Well, influenced by the posts on panettone on my "other" bread forum, The Fresh Loaf, I took the plunge. The recipe I followed was Peter Reinhart's in The Bread Baker's Apprentice. He uses a wild ferment, but also spikes the dough with commercial instant dry yeast. I tend to be a sourdough purist with bread, but on this occasion, since I had never attempted panettone and had the impression from other folk that it was challenging, I decided to stay with Reinhart's recipe re adding the instant yeast. Just thought I should fess up on that, this being a sourdough forum.
I made a few tweaks to Reinhart's recipe, some by necessity. For example, I couldn't track down any fiori di sicilia, and instead made do with natural vanilla extract and Moroccan orange flower water, plus some fresh grated lemon zest. It worked out fine - more than fine, actually.
During the baking, the aroma filling the kitchen was simply - whaddayasay? - oh mama! This alone was reward enough for effort.
I had to guess the baking times. Reinhart gave a baking time range from 30 mins for small panettone to 1.5 hours for large ones, using either panettone pans or the traditional paper moulds. I had a small pan and a large one I usually use for cakes, so settled on 1 hour and 1.5 hours respectively. Fortunately, it worked out.
This is turning into the sort of detailed post that ends up boring all but the writer, so I'll cut to the chase at this point.
Result? Thrilling!

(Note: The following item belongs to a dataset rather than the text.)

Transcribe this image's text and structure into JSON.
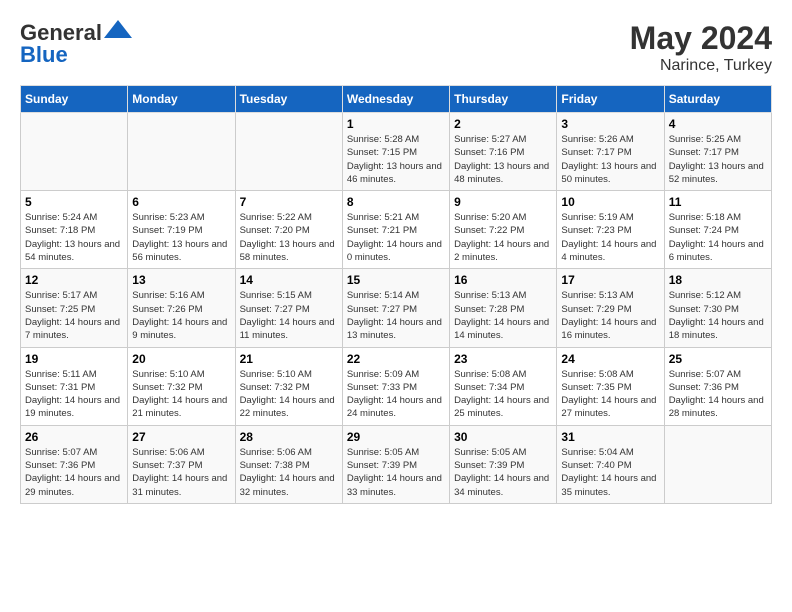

This is without doubt the best panettone I have tasted. Far more depth of flavour and moister than the commercial Italian imported panettones I have tried (and that's all I can go on...I haven't had the pleasure of sampling the real deal in Italy, fresh out of an acclaimed Italian bakery).
Aesthetically, as the pics will show, I didn't do so well. The top was not domed enough and the relatively shallow cake tins precluded the sort of tall rise that are a defining feature of traditional panettones. Also, Reinhart instructed that the tops be lightly sprayed with olive oil; I had no spray, so I brushed on some oil, and I think that's why the top ended up with the look it has - the oil covering was too thick.
Whatever, this experience suggests to me that anyone thinking of having a go at panettone should do so. Providing your recipe is a good one and the instructions clear, you should be fine.
I'd like to end off by wishing all participants on this great site a joyous and safe festive season.